"The little pelicans strike their parents, and the parents, striking back, kill them. But on the third day the mother pelican strikes and opens her side and pours blood over her dead young. In this way they are revivified and made well. So Our Lord Jesus Christ says also through the prophet Isaiah: ‘I have brought up children and exalted them, but they have despised me’ (Is 1:2). We struck God by serving the creature rather than the Creator. Therefore He deigned to ascend the cross, and when His side was pierced, blood and water gushed forth unto our salvation and eternal life."

On the following side of the monument, a sad-looking angel rested by his fallen trumpet.

Close-up of the resting angel figure. This was most likely a symbol of sorrow and loss.

On the following side - portraits of a man and woman, separated by the grinning skull of Death. The bottom panel was broken - I wonder what it displayed in life? This monument was possibly a cenotaph, dedicated by a mourning husband to his dead wife.

Close-up of the death's head figure.
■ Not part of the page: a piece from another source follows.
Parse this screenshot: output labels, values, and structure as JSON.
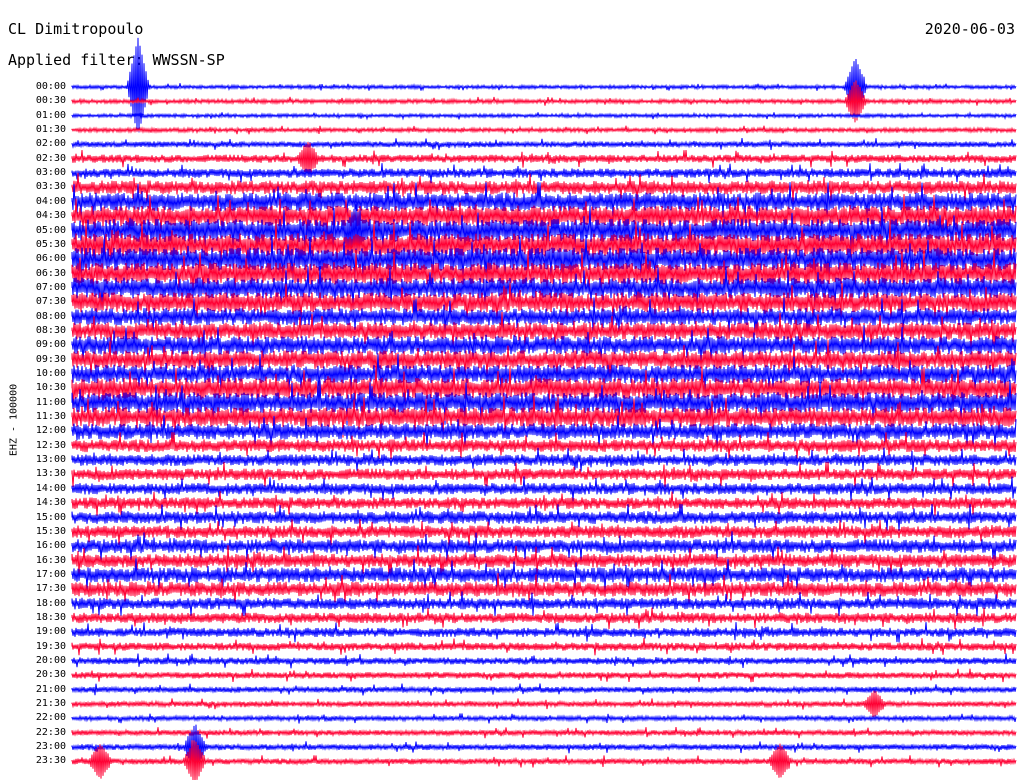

The front side of the monument had a long epitaph or inscription. Before writing this article, I shared this inscription with a few Greek-speaking friends, one of them identified it as "something for a dead woman." You can see the Mystery Cenotaph's map coordinates at this link.

This was one of the strangest, not to mention the most poignant adventures I've had in Istanbul. The barbed wire was doubtlessly erected around this monument to protect it from the casual vandalism of Turkish encroachers. Western cities have dozens, if not hundreds of such beautiful monuments and sculptures, but in Turkey, the scant remains of the country's artistically-skilled, culturally relevant non-Moslem minorities seem like relics from a lost age, especially when compared to the soul-crushing torrent of banality and ineptitude dominating this country in the present day.

UPDATE: This "mystery" has now been solved thanks to my friend Mr. Aydın Örstan, who pointed out this monumental grave as the tomb of Sebasti Cangelaris, the wife of Spiridon Cangelaris, a distinguished British consul in then-Ottoman city of Kios. She died in 1865. Later on, Spiridon Cangelaris was buried in the same tomb. Our source for this information comes from a recent book named "Halki'den Heybeli'ye," (From Halki to Heybeli,) by the Turkish researcher Orhan Türker.

Spiridon Cangelaris was a member of the distinguished Cangelari clan - a noble Byzantine family who continued to hold important posts in the Ottoman Empire (and later, Greece) after the fall of the Byzantine Empire.